#### [PROMPT]
For every record beneath this instruction, give an exact repetition, omitting images.
.....
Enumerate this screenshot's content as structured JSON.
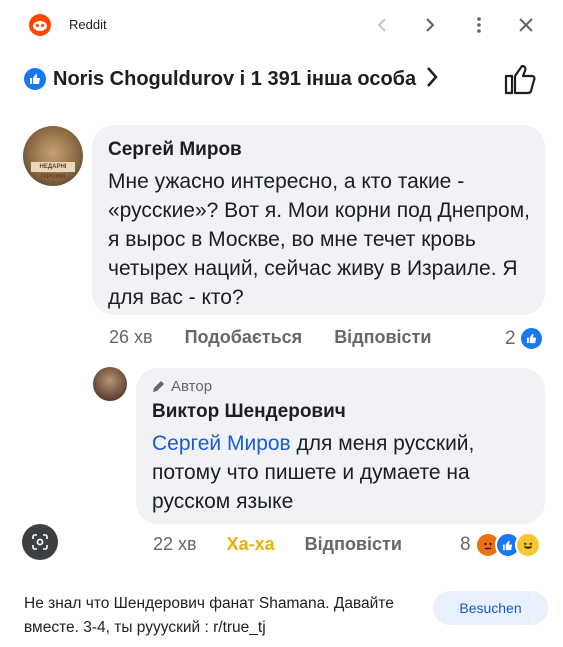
{
  "app": {
    "title": "Reddit"
  },
  "likes": {
    "text": "Noris Choguldurov і 1 391 інша особа"
  },
  "comment1": {
    "author": "Сергей Миров",
    "text": "Мне ужасно интересно, а кто такие - «русские»? Вот я. Мои корни под Днепром, я вырос в Москве, во мне течет кровь четырех наций, сейчас живу в Израиле. Я для вас - кто?",
    "avatar_label": "НЕДАРНІ ПІРОЖИ",
    "time": "26 хв",
    "like_label": "Подобається",
    "reply_label": "Відповісти",
    "reaction_count": "2"
  },
  "comment2": {
    "author_tag": "Автор",
    "author": "Виктор Шендерович",
    "mention": "Сергей Миров",
    "text": " для меня русский, потому что пишете и думаете на русском языке",
    "time": "22 хв",
    "haha_label": "Ха-ха",
    "reply_label": "Відповісти",
    "reaction_count": "8"
  },
  "caption": "Не знал что Шендерович фанат Shamana. Давайте вместе. 3-4, ты руууский : r/true_tj",
  "visit_label": "Besuchen",
  "colors": {
    "facebook_blue": "#1877f2",
    "reddit_orange": "#ff4500",
    "bubble_gray": "#f0f2f5",
    "mention_blue": "#1a5bd1"
  }
}
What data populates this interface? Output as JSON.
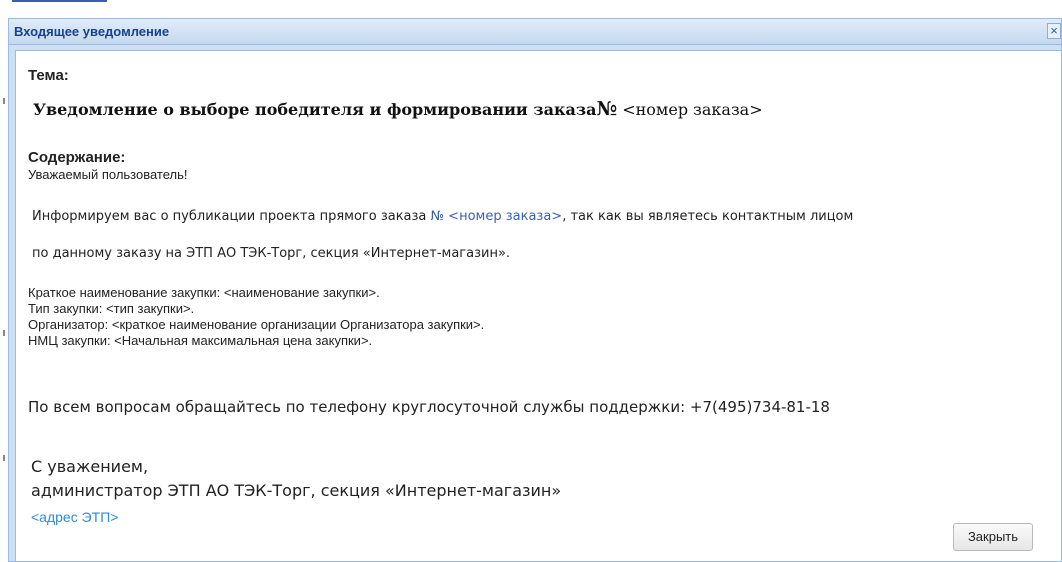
{
  "window": {
    "title": "Входящее уведомление",
    "close_icon_glyph": "×"
  },
  "message": {
    "subject_label": "Тема:",
    "subject_text": "Уведомление о выборе победителя и формировании заказа",
    "subject_number_sign": "№",
    "subject_placeholder": " <номер заказа>",
    "content_label": "Содержание:",
    "greeting": "Уважаемый пользователь!",
    "para1_before": "Информируем вас о публикации проекта прямого заказа ",
    "para1_link": "№ <номер заказа>",
    "para1_after": ", так как вы являетесь контактным лицом",
    "para1_line2": "по данному заказу  на ЭТП АО ТЭК-Торг, секция «Интернет-магазин».",
    "detail_name": "Краткое наименование закупки: <наименование закупки>.",
    "detail_type": "Тип закупки: <тип закупки>.",
    "detail_organizer": "Организатор: <краткое наименование организации Организатора закупки>.",
    "detail_price": "НМЦ закупки: <Начальная максимальная цена закупки>.",
    "support": "По всем вопросам обращайтесь по телефону круглосуточной службы поддержки: +7(495)734-81-18",
    "regards": "С уважением,",
    "signature": "администратор ЭТП АО ТЭК-Торг, секция «Интернет-магазин»",
    "address": "<адрес ЭТП>"
  },
  "buttons": {
    "close_label": "Закрыть"
  }
}
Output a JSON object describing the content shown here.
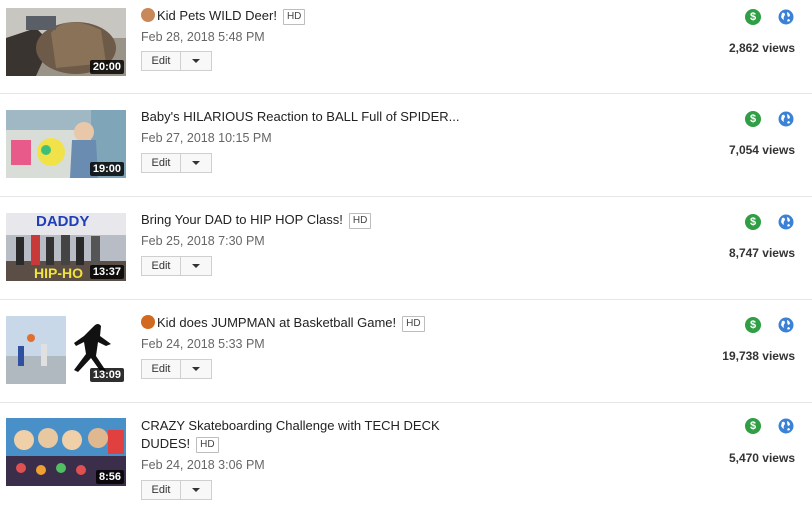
{
  "videos": [
    {
      "title": "Kid Pets WILD Deer!",
      "title_icon": "person-emoji-icon",
      "title_icon_color": "#c9885a",
      "hd": "HD",
      "date": "Feb 28, 2018 5:48 PM",
      "duration": "20:00",
      "edit_label": "Edit",
      "views": "2,862 views"
    },
    {
      "title": "Baby's HILARIOUS Reaction to BALL Full of SPIDER...",
      "date": "Feb 27, 2018 10:15 PM",
      "duration": "19:00",
      "edit_label": "Edit",
      "views": "7,054 views"
    },
    {
      "title": "Bring Your DAD to HIP HOP Class!",
      "hd": "HD",
      "date": "Feb 25, 2018 7:30 PM",
      "duration": "13:37",
      "thumb_text_top": "DADDY",
      "thumb_text_bottom": "HIP-HO",
      "edit_label": "Edit",
      "views": "8,747 views"
    },
    {
      "title": "Kid does JUMPMAN at Basketball Game!",
      "title_icon": "basketball-emoji-icon",
      "title_icon_color": "#d2691e",
      "hd": "HD",
      "date": "Feb 24, 2018 5:33 PM",
      "duration": "13:09",
      "edit_label": "Edit",
      "views": "19,738 views"
    },
    {
      "title_line1": "CRAZY Skateboarding Challenge with TECH DECK",
      "title_line2": "DUDES!",
      "hd": "HD",
      "date": "Feb 24, 2018 3:06 PM",
      "duration": "8:56",
      "edit_label": "Edit",
      "views": "5,470 views"
    }
  ],
  "colors": {
    "monetization": "#2f9e44",
    "visibility_public": "#3b82d6"
  },
  "icons": {
    "monetization": "dollar-icon",
    "visibility": "globe-icon"
  },
  "monetization_symbol": "$"
}
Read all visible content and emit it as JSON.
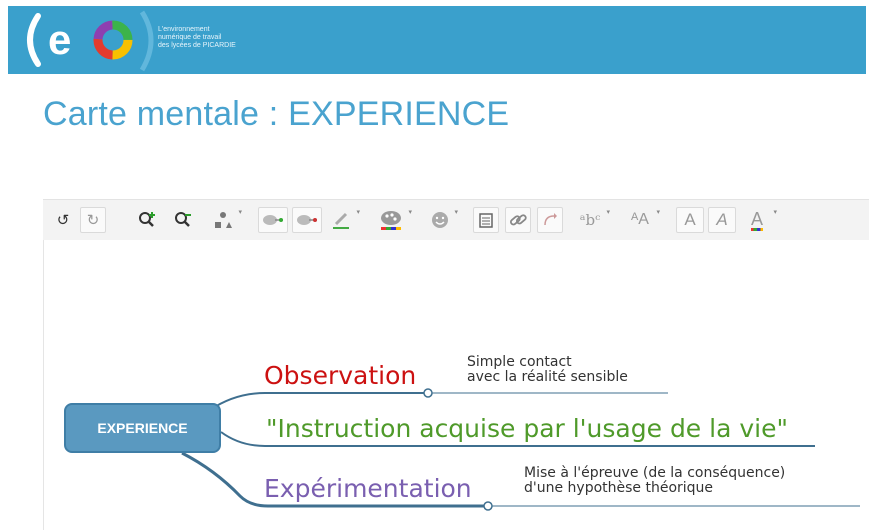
{
  "header": {
    "logo_letters": "(eo)",
    "logo_tagline": [
      "L'environnement",
      "numérique de travail",
      "des lycées de PICARDIE"
    ]
  },
  "page": {
    "title": "Carte mentale : EXPERIENCE"
  },
  "toolbar": {
    "tools": [
      {
        "name": "undo",
        "icon": "undo-icon"
      },
      {
        "name": "redo",
        "icon": "redo-icon"
      },
      {
        "name": "zoom-in",
        "icon": "zoom-in-icon"
      },
      {
        "name": "zoom-out",
        "icon": "zoom-out-icon"
      },
      {
        "name": "shape",
        "icon": "shape-icon"
      },
      {
        "name": "add-child",
        "icon": "add-topic-icon"
      },
      {
        "name": "delete-node",
        "icon": "delete-topic-icon"
      },
      {
        "name": "border-color",
        "icon": "pencil-icon"
      },
      {
        "name": "fill-color",
        "icon": "palette-icon"
      },
      {
        "name": "icon",
        "icon": "smiley-icon"
      },
      {
        "name": "note",
        "icon": "note-icon"
      },
      {
        "name": "link",
        "icon": "link-icon"
      },
      {
        "name": "relationship",
        "icon": "relationship-icon"
      },
      {
        "name": "font-family",
        "icon": "font-family-icon"
      },
      {
        "name": "font-size",
        "icon": "font-size-icon"
      },
      {
        "name": "bold",
        "icon": "bold-icon"
      },
      {
        "name": "italic",
        "icon": "italic-icon"
      },
      {
        "name": "font-color",
        "icon": "font-color-icon"
      }
    ],
    "glyphs": {
      "font_family": "ᵃbᶜ",
      "font_size": "ᴬA",
      "bold": "A",
      "italic": "A",
      "font_color": "A"
    }
  },
  "mindmap": {
    "central": "EXPERIENCE",
    "branches": [
      {
        "label": "Observation",
        "color": "#cc1111",
        "note_lines": [
          "Simple contact",
          "avec la réalité sensible"
        ]
      },
      {
        "label": "\"Instruction acquise par l'usage de la vie\"",
        "color": "#4f9a2a"
      },
      {
        "label": "Expérimentation",
        "color": "#7a5fb0",
        "note_lines": [
          "Mise à l'épreuve (de la conséquence)",
          "d'une hypothèse théorique"
        ]
      }
    ],
    "colors": {
      "central_fill": "#5a99c0",
      "connector": "#3f6f8f",
      "title": "#4aa3cf",
      "header": "#3aa0cc"
    }
  }
}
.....
#### [ANSWER AREA]
Enumerate this screenshot's content as structured JSON.
{
  "app": {
    "title": "Reddit"
  },
  "likes": {
    "text": "Noris Choguldurov і 1 391 інша особа"
  },
  "comment1": {
    "author": "Сергей Миров",
    "text": "Мне ужасно интересно, а кто такие - «русские»? Вот я. Мои корни под Днепром, я вырос в Москве, во мне течет кровь четырех наций, сейчас живу в Израиле. Я для вас - кто?",
    "avatar_label": "НЕДАРНІ ПІРОЖИ",
    "time": "26 хв",
    "like_label": "Подобається",
    "reply_label": "Відповісти",
    "reaction_count": "2"
  },
  "comment2": {
    "author_tag": "Автор",
    "author": "Виктор Шендерович",
    "mention": "Сергей Миров",
    "text": " для меня русский, потому что пишете и думаете на русском языке",
    "time": "22 хв",
    "haha_label": "Ха-ха",
    "reply_label": "Відповісти",
    "reaction_count": "8"
  },
  "caption": "Не знал что Шендерович фанат Shamana. Давайте вместе. 3-4, ты руууский : r/true_tj",
  "visit_label": "Besuchen",
  "colors": {
    "facebook_blue": "#1877f2",
    "reddit_orange": "#ff4500",
    "bubble_gray": "#f0f2f5",
    "mention_blue": "#1a5bd1"
  }
}
What data populates this interface? Output as JSON.
{
  "window": {
    "title": "Входящее уведомление",
    "close_icon_glyph": "×"
  },
  "message": {
    "subject_label": "Тема:",
    "subject_text": "Уведомление о выборе победителя и формировании заказа",
    "subject_number_sign": "№",
    "subject_placeholder": " <номер заказа>",
    "content_label": "Содержание:",
    "greeting": "Уважаемый пользователь!",
    "para1_before": "Информируем вас о публикации проекта прямого заказа ",
    "para1_link": "№ <номер заказа>",
    "para1_after": ", так как вы являетесь контактным лицом",
    "para1_line2": "по данному заказу  на ЭТП АО ТЭК-Торг, секция «Интернет-магазин».",
    "detail_name": "Краткое наименование закупки: <наименование закупки>.",
    "detail_type": "Тип закупки: <тип закупки>.",
    "detail_organizer": "Организатор: <краткое наименование организации Организатора закупки>.",
    "detail_price": "НМЦ закупки: <Начальная максимальная цена закупки>.",
    "support": "По всем вопросам обращайтесь по телефону круглосуточной службы поддержки: +7(495)734-81-18",
    "regards": "С уважением,",
    "signature": "администратор ЭТП АО ТЭК-Торг, секция «Интернет-магазин»",
    "address": "<адрес ЭТП>"
  },
  "buttons": {
    "close_label": "Закрыть"
  }
}
Output a JSON object describing the content shown here.
{
  "videos": [
    {
      "title": "Kid Pets WILD Deer!",
      "title_icon": "person-emoji-icon",
      "title_icon_color": "#c9885a",
      "hd": "HD",
      "date": "Feb 28, 2018 5:48 PM",
      "duration": "20:00",
      "edit_label": "Edit",
      "views": "2,862 views"
    },
    {
      "title": "Baby's HILARIOUS Reaction to BALL Full of SPIDER...",
      "date": "Feb 27, 2018 10:15 PM",
      "duration": "19:00",
      "edit_label": "Edit",
      "views": "7,054 views"
    },
    {
      "title": "Bring Your DAD to HIP HOP Class!",
      "hd": "HD",
      "date": "Feb 25, 2018 7:30 PM",
      "duration": "13:37",
      "thumb_text_top": "DADDY",
      "thumb_text_bottom": "HIP-HO",
      "edit_label": "Edit",
      "views": "8,747 views"
    },
    {
      "title": "Kid does JUMPMAN at Basketball Game!",
      "title_icon": "basketball-emoji-icon",
      "title_icon_color": "#d2691e",
      "hd": "HD",
      "date": "Feb 24, 2018 5:33 PM",
      "duration": "13:09",
      "edit_label": "Edit",
      "views": "19,738 views"
    },
    {
      "title_line1": "CRAZY Skateboarding Challenge with TECH DECK",
      "title_line2": "DUDES!",
      "hd": "HD",
      "date": "Feb 24, 2018 3:06 PM",
      "duration": "8:56",
      "edit_label": "Edit",
      "views": "5,470 views"
    }
  ],
  "colors": {
    "monetization": "#2f9e44",
    "visibility_public": "#3b82d6"
  },
  "icons": {
    "monetization": "dollar-icon",
    "visibility": "globe-icon"
  },
  "monetization_symbol": "$"
}
Read all visible content and emit it as JSON.
{
  "header": {
    "logo_letters": "(eo)",
    "logo_tagline": [
      "L'environnement",
      "numérique de travail",
      "des lycées de PICARDIE"
    ]
  },
  "page": {
    "title": "Carte mentale : EXPERIENCE"
  },
  "toolbar": {
    "tools": [
      {
        "name": "undo",
        "icon": "undo-icon"
      },
      {
        "name": "redo",
        "icon": "redo-icon"
      },
      {
        "name": "zoom-in",
        "icon": "zoom-in-icon"
      },
      {
        "name": "zoom-out",
        "icon": "zoom-out-icon"
      },
      {
        "name": "shape",
        "icon": "shape-icon"
      },
      {
        "name": "add-child",
        "icon": "add-topic-icon"
      },
      {
        "name": "delete-node",
        "icon": "delete-topic-icon"
      },
      {
        "name": "border-color",
        "icon": "pencil-icon"
      },
      {
        "name": "fill-color",
        "icon": "palette-icon"
      },
      {
        "name": "icon",
        "icon": "smiley-icon"
      },
      {
        "name": "note",
        "icon": "note-icon"
      },
      {
        "name": "link",
        "icon": "link-icon"
      },
      {
        "name": "relationship",
        "icon": "relationship-icon"
      },
      {
        "name": "font-family",
        "icon": "font-family-icon"
      },
      {
        "name": "font-size",
        "icon": "font-size-icon"
      },
      {
        "name": "bold",
        "icon": "bold-icon"
      },
      {
        "name": "italic",
        "icon": "italic-icon"
      },
      {
        "name": "font-color",
        "icon": "font-color-icon"
      }
    ],
    "glyphs": {
      "font_family": "ᵃbᶜ",
      "font_size": "ᴬA",
      "bold": "A",
      "italic": "A",
      "font_color": "A"
    }
  },
  "mindmap": {
    "central": "EXPERIENCE",
    "branches": [
      {
        "label": "Observation",
        "color": "#cc1111",
        "note_lines": [
          "Simple contact",
          "avec la réalité sensible"
        ]
      },
      {
        "label": "\"Instruction acquise par l'usage de la vie\"",
        "color": "#4f9a2a"
      },
      {
        "label": "Expérimentation",
        "color": "#7a5fb0",
        "note_lines": [
          "Mise à l'épreuve (de la conséquence)",
          "d'une hypothèse théorique"
        ]
      }
    ],
    "colors": {
      "central_fill": "#5a99c0",
      "connector": "#3f6f8f",
      "title": "#4aa3cf",
      "header": "#3aa0cc"
    }
  }
}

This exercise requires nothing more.